Courts have ordered that the Australian War Memorial be allowed to go over a huge collection of guns seized from firearms owners in 2013 to save historical pieces from the torch.
In 2013, authorities in Queensland raided the residence of father and son Donald Frederick Collard, 71, and Stephen Noel Collard, 48, both respected firearms collectors. In a vault under their home they discovered 328 firearms and 4.2 tons of ammunition worth an estimated $2-$3 million. While many of the guns were legal and lawfully registered, a large part of the collection were kept in violation of the draconian Australian gun control laws of 1996 which banned most semi-auto rifles, handguns and shotguns.
Among the seized items, detailed in the video above taken at the time, were reportedly 50 Glocks, several Ruger Mini-14s, an Owen submachine gun dating from WWII, numerous 7.62x51mm L1A1 rifles, AR-15s, HK pattern rifles and pistols, SKS and AK style guns, and a Franchi SPAS-12 shotgun. Interspersed with these guns were a myriad of Enfield and Mosin bolt-action rifles as well as other firearms.
The Collards were ultimately given a suspended sentence on weapons charges, but their guns will remain in the hands of authorities for disposal.
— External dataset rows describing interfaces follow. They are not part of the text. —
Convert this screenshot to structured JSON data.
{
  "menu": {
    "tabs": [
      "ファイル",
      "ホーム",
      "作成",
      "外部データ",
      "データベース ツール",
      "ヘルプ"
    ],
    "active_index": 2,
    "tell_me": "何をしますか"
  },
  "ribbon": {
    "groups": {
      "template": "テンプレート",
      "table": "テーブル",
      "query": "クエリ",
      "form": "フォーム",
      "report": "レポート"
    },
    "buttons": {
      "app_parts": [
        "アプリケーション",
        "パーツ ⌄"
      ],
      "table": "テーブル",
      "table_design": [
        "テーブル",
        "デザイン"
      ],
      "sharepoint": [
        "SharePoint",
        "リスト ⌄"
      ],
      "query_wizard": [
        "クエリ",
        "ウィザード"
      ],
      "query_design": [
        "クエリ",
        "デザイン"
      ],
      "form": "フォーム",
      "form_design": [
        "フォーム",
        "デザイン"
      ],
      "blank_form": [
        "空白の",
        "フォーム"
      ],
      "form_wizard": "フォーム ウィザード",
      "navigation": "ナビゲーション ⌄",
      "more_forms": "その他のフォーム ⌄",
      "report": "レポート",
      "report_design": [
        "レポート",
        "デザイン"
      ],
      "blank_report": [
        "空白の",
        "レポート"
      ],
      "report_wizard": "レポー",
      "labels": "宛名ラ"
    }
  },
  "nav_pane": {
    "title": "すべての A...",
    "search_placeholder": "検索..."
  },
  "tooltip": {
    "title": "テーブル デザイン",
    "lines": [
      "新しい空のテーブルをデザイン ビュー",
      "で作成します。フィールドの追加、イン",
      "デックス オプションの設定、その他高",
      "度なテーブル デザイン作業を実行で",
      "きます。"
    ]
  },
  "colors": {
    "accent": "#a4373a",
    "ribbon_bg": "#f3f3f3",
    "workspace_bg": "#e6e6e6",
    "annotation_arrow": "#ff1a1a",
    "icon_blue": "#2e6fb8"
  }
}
However, the more collectible martial guns, some war trophies dating back to the 1900s, will be allowed to go to the Australian War Memorial, the national military museum in Canberra.
“The weapons are of historical and cultural significance to the national estate,” ruled District Court Judge Michael Burnett on Febuary 22, arguing the museum may have an interest in some pieces rather than have them destroyed.
“They will work out what’s rubbish and what’s not,” said Burnett. “I would think the Australian War Memorial has great claim on weapons of the Boer War.”